Start of Material for this exercise

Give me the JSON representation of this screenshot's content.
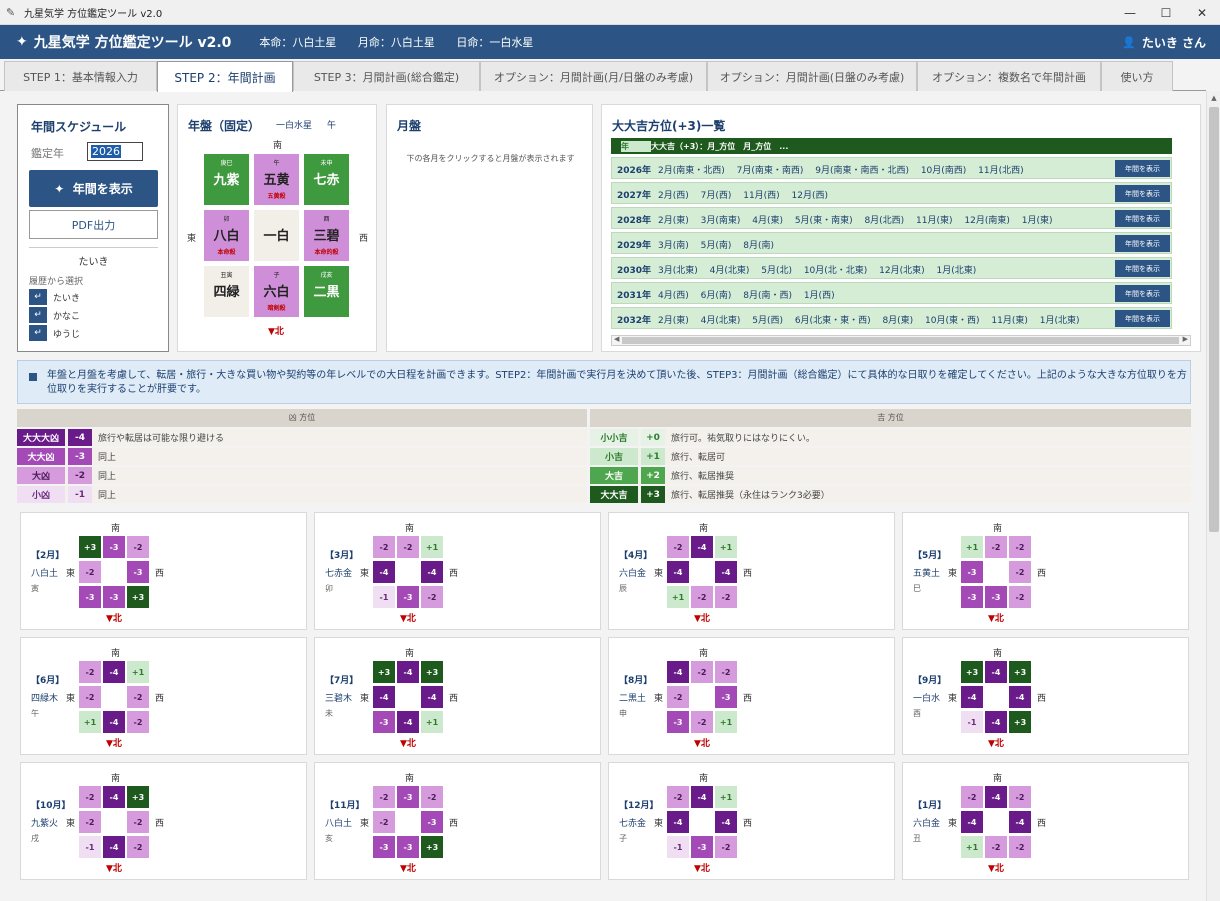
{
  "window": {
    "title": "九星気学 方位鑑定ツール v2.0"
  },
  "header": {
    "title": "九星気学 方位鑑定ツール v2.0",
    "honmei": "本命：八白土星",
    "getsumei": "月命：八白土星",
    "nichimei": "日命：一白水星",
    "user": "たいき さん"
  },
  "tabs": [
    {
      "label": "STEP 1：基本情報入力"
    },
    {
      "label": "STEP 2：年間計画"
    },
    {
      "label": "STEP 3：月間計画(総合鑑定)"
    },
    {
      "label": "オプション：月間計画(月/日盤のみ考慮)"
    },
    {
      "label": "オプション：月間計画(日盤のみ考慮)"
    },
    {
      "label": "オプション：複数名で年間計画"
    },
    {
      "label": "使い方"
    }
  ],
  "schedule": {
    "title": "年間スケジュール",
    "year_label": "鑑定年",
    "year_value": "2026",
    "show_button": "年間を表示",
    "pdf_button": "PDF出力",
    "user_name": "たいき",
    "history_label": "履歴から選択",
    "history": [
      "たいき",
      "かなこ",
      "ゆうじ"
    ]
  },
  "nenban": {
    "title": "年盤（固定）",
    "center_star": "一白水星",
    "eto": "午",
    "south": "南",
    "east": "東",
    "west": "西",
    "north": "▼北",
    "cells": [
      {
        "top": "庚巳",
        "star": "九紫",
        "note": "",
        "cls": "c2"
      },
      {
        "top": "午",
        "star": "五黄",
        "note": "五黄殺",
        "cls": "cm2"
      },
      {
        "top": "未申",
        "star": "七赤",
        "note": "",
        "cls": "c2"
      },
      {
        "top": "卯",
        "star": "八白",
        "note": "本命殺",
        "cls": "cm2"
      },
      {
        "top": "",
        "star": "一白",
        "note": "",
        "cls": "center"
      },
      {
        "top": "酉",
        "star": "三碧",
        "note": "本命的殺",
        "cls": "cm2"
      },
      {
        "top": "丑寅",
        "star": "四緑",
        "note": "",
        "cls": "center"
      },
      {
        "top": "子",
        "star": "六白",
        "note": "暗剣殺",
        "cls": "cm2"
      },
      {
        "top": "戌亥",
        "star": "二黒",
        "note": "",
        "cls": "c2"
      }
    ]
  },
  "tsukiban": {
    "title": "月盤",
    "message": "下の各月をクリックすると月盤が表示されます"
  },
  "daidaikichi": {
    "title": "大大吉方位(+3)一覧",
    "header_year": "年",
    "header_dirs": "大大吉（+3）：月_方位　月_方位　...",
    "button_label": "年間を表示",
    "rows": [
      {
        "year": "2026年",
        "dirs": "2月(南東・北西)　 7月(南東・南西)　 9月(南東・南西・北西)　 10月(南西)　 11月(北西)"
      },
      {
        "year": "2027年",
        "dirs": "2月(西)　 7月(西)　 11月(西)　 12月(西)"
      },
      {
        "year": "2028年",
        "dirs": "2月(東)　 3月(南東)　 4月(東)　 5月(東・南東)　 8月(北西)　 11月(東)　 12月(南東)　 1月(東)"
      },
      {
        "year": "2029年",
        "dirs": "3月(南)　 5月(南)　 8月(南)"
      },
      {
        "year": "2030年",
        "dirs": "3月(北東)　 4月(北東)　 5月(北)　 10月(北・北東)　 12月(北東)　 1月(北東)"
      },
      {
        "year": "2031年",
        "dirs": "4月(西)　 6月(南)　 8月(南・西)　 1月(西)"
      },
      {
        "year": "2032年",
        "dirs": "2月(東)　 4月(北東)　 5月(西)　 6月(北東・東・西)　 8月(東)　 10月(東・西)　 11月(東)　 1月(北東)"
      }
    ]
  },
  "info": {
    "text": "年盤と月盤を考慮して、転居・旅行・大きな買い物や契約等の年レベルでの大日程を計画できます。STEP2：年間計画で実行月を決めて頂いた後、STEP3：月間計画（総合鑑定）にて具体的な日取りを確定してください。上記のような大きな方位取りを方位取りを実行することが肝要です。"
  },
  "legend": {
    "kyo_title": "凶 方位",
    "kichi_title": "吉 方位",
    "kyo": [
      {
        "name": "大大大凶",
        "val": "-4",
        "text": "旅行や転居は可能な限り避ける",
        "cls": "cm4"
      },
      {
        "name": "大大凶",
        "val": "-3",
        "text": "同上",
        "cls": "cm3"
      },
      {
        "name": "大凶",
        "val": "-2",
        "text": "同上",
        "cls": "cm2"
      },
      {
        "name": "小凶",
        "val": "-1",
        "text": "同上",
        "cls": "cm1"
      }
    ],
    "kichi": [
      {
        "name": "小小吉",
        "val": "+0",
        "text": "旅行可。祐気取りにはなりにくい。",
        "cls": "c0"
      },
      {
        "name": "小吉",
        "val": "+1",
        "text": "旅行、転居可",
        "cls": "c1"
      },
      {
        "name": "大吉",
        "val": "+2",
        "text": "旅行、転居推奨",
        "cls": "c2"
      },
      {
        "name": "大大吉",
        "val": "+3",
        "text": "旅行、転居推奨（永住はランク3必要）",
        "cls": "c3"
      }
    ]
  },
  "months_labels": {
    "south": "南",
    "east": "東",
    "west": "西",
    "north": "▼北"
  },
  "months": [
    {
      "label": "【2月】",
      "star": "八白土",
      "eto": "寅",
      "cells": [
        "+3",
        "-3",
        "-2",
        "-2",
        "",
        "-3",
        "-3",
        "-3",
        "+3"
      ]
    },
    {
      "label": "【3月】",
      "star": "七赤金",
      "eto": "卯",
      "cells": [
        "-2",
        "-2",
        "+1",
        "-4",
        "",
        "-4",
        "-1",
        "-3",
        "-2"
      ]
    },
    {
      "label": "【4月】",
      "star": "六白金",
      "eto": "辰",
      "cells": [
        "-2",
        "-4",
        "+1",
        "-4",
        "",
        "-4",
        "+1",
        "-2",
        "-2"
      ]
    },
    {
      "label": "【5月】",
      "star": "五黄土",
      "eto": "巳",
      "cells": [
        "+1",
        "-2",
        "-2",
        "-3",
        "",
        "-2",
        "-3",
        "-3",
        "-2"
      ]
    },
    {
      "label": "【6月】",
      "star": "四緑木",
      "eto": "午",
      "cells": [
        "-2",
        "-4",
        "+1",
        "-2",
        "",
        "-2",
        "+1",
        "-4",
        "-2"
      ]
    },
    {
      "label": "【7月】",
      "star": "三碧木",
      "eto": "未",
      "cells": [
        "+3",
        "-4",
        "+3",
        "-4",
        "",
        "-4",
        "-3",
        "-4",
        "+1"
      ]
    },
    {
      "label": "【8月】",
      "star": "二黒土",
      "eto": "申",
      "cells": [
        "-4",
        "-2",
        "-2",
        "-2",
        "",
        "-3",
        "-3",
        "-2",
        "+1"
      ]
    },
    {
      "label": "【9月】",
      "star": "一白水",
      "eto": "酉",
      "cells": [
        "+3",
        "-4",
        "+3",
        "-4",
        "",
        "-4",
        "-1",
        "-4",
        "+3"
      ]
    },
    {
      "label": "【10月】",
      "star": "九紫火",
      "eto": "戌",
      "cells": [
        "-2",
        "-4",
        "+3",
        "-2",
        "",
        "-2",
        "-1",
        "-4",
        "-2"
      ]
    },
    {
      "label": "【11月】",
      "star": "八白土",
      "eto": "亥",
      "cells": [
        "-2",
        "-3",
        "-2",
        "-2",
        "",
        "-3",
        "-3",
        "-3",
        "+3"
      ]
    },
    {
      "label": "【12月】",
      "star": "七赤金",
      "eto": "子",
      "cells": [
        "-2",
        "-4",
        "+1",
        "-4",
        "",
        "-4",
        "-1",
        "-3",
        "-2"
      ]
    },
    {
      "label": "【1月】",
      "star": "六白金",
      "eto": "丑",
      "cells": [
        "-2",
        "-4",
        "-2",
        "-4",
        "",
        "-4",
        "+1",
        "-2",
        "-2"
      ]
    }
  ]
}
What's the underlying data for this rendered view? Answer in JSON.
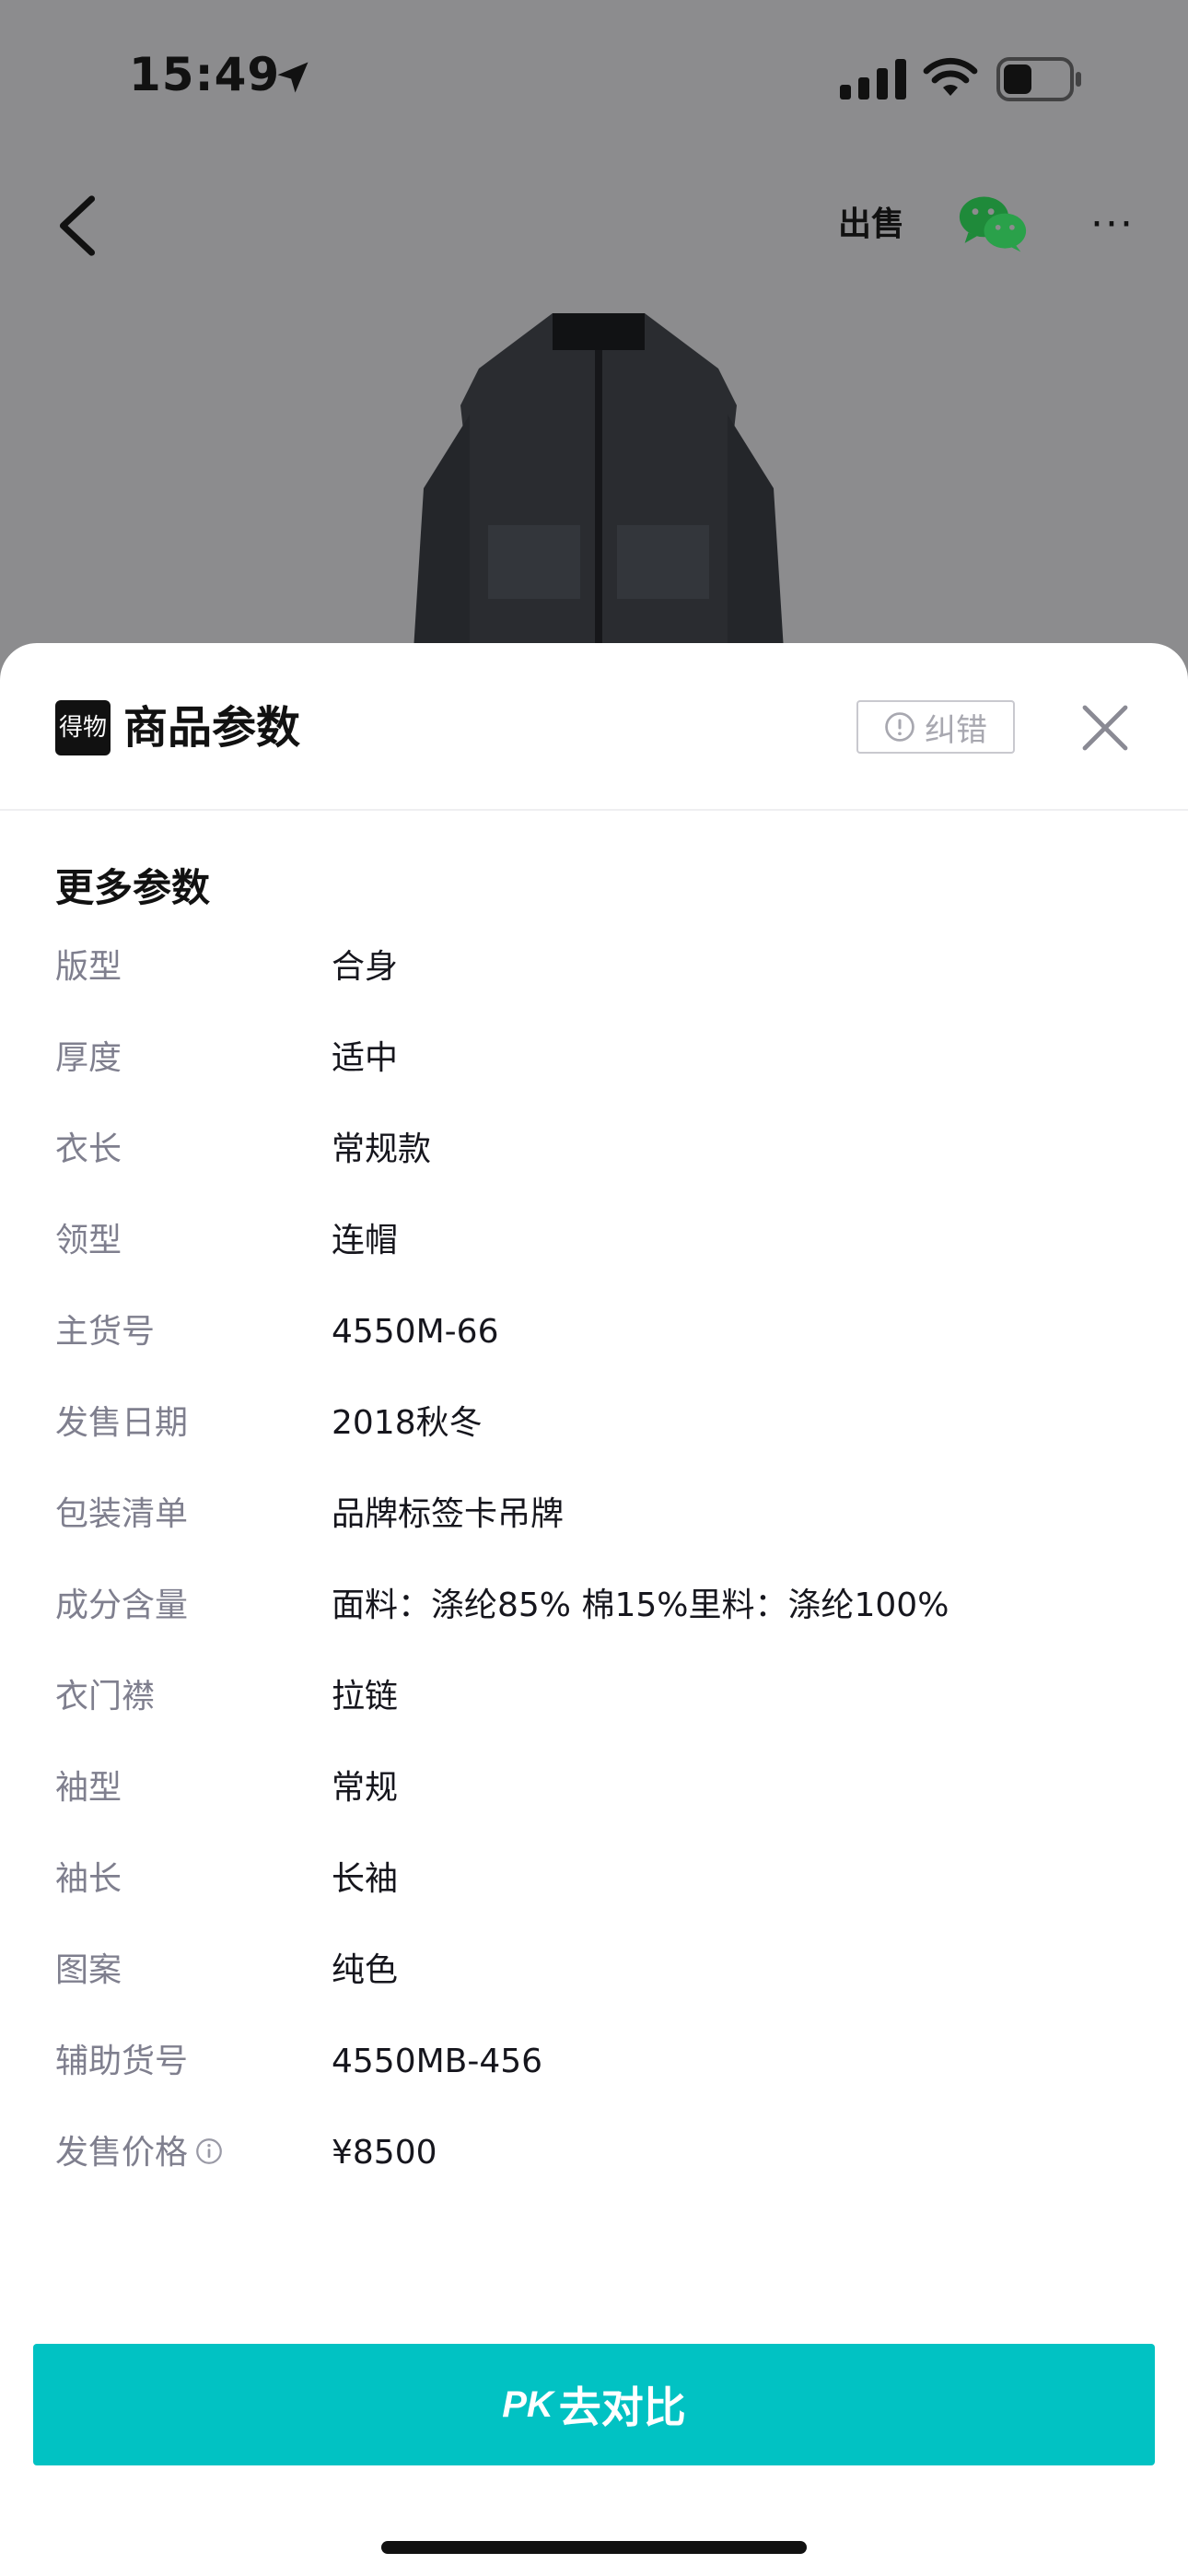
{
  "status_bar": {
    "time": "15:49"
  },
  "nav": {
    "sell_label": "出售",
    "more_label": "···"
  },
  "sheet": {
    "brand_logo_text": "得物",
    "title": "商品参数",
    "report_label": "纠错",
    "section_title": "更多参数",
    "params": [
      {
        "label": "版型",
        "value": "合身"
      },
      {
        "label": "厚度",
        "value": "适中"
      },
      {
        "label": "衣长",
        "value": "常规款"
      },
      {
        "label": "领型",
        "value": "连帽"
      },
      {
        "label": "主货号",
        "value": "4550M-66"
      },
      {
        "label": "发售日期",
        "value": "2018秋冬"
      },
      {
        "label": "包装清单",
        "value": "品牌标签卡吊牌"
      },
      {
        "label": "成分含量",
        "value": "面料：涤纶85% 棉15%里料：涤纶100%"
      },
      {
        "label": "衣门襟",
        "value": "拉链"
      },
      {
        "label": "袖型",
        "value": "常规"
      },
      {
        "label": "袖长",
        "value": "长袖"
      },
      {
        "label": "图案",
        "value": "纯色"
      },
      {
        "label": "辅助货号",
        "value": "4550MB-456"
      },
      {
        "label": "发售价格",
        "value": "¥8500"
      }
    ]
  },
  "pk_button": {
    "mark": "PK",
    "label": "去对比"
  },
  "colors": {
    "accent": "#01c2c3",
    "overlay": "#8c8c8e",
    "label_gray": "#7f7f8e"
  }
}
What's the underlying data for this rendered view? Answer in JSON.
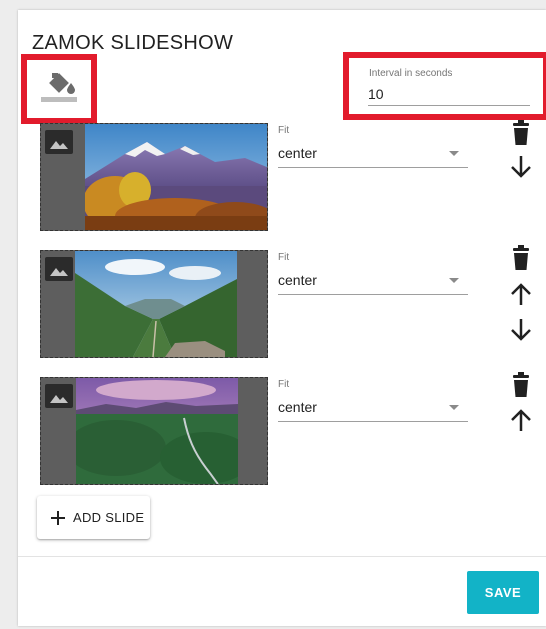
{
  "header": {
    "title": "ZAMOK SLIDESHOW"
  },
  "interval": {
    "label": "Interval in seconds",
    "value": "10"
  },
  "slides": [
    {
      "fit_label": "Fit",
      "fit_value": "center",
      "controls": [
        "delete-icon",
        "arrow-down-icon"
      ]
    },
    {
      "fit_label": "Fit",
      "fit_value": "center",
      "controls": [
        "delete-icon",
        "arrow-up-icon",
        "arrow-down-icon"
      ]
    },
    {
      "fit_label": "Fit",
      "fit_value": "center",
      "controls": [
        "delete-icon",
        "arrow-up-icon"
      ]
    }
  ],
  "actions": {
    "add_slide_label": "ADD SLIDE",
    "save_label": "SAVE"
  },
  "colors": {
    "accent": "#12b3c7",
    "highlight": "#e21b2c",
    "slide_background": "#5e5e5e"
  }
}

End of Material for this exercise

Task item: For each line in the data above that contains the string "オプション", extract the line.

Exercise output:
      "label": "オプション：月間計画(月/日盤のみ考慮)"
      "label": "オプション：月間計画(日盤のみ考慮)"
      "label": "オプション：複数名で年間計画"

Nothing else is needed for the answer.